* Data extracted from a collection:

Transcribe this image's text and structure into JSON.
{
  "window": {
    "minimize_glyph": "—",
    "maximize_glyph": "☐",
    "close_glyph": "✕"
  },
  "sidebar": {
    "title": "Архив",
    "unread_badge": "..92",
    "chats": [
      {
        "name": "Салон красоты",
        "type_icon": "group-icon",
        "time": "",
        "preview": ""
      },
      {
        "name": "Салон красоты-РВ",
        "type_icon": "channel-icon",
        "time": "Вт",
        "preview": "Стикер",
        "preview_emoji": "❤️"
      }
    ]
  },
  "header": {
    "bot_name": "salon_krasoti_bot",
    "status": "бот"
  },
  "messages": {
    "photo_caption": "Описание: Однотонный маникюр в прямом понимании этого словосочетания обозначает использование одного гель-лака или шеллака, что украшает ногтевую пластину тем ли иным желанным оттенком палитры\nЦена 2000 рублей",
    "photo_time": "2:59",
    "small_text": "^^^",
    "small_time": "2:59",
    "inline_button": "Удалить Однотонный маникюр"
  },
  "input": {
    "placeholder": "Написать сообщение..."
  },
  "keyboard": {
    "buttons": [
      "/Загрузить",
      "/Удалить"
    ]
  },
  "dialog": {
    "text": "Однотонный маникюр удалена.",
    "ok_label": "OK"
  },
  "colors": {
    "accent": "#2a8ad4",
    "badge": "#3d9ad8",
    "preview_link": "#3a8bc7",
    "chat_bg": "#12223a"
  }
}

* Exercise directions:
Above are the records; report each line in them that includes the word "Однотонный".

* Result of the task:
    "photo_caption": "Описание: Однотонный маникюр в прямом понимании этого словосочетания обозначает использование одного гель-лака или шеллака, что украшает ногтевую пластину тем ли иным желанным оттенком палитры\nЦена 2000 рублей",
    "inline_button": "Удалить Однотонный маникюр"
    "text": "Однотонный маникюр удалена.",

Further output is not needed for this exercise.